Sasha talks of sacrificing “crocodiles of schoolchildren” to save a hundred more from Russification, of women activists carrying their babies swaddled with bombs up to officials and exploding both in glorious retribution, of explosives thrown into crowds or planted in vehicles. The rhetoric is as recognizable as the situation and the thrust of Dunmore’s position is only yet another reworking of familiar liberal justifications for extremism: desperation, naivety, poverty, alienation and (because its Dunmore), personal psychosis. There is something both naïve and faintly pedestrian about this. Must history be marshalled so ruthlessly to tell the story of the present? Or character warped and reshaped to fit a conception of our times or a “message” to them?
As the novel closes Dunmore abandons the successful micro-world of character yet further in a series of POV vignettes designed to open the novel’s significance outwards. Thus we come face to face with terror’s intended victims, followed in quick succession by Thomas, Lauri and then Sasha (Eeva is lost in this). All of which, sadly, stands to dissipate the last of the successful emotional strands that hung over from the first part of the novel. The attempt at mingling Dunmore’s wonderful take on the personal with the analogously political is undoubtedly an ambitious one, but unsuccessful. In the end there is no cohesion; the two halves standing in stark contrast, achingly alien to each other.

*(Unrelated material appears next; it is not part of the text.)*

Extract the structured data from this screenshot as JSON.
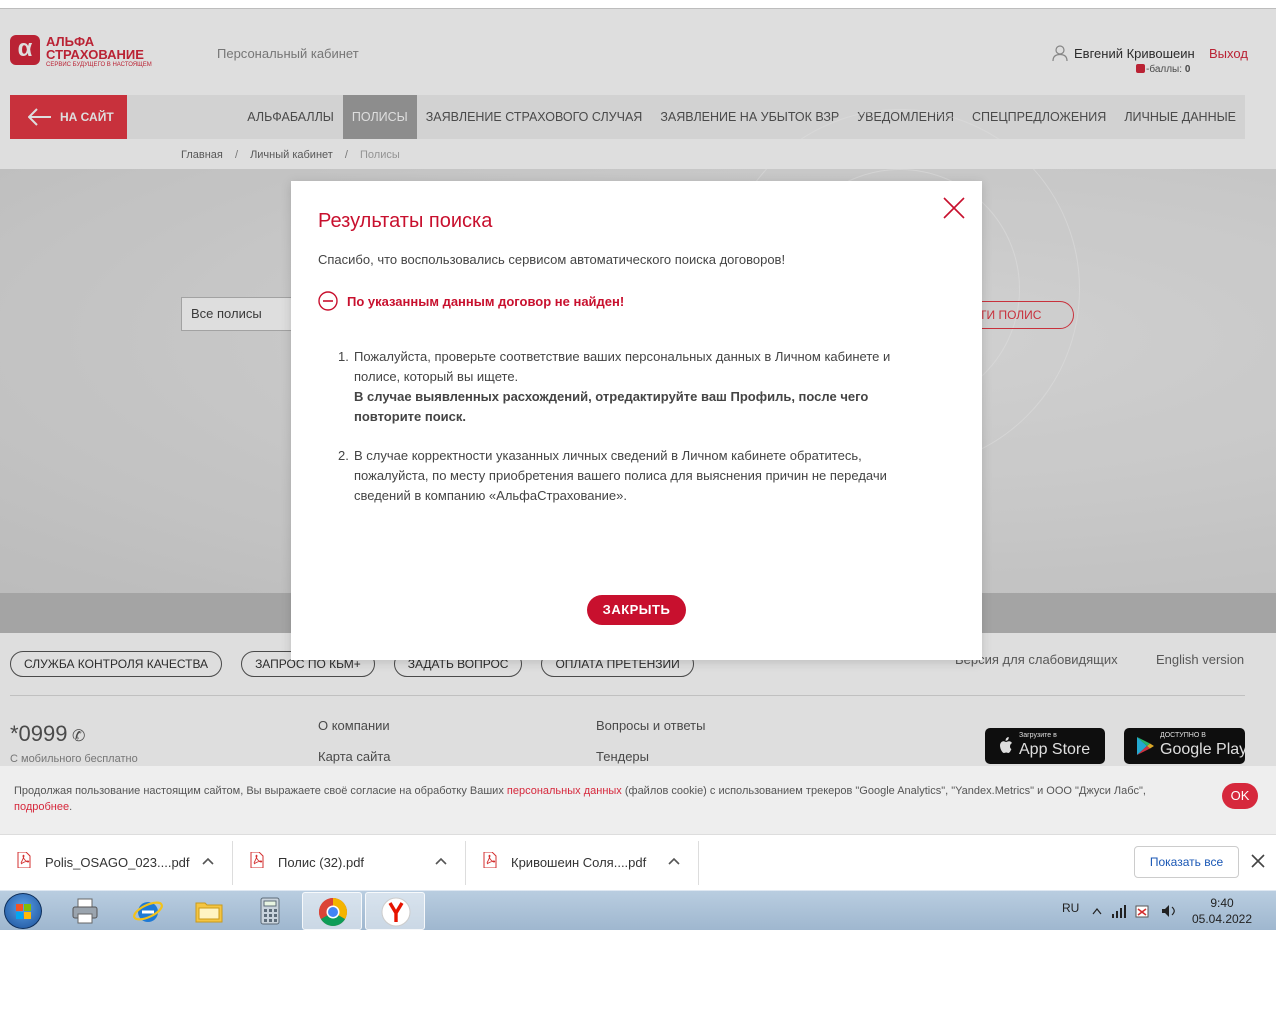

Nevertheless, I *still* continue to hold Dunmore in high esteem and House of Orphans, flawed as it is, does reward reading. Wait for the paperback, or even better, go buy A Spell of Winter right now… ;-)
Incidentally I finally tracked down the very-short shortlist for the Orange Prize Award for New Writers (in a pamplet in Waterstones...the website doesn't have it as far as I can see):
Olga Grushin : The Dream Life of Sukhanov
Yiyun Li : A Thousand Years of Good Prayers
I'm very, very pleased to see Alderman up there (link is to my earlier post on the novel) and hope very much that she wins. As you might expect I shall be reading the other two in due course (if I can pack them in amongst the main nominees!). :-)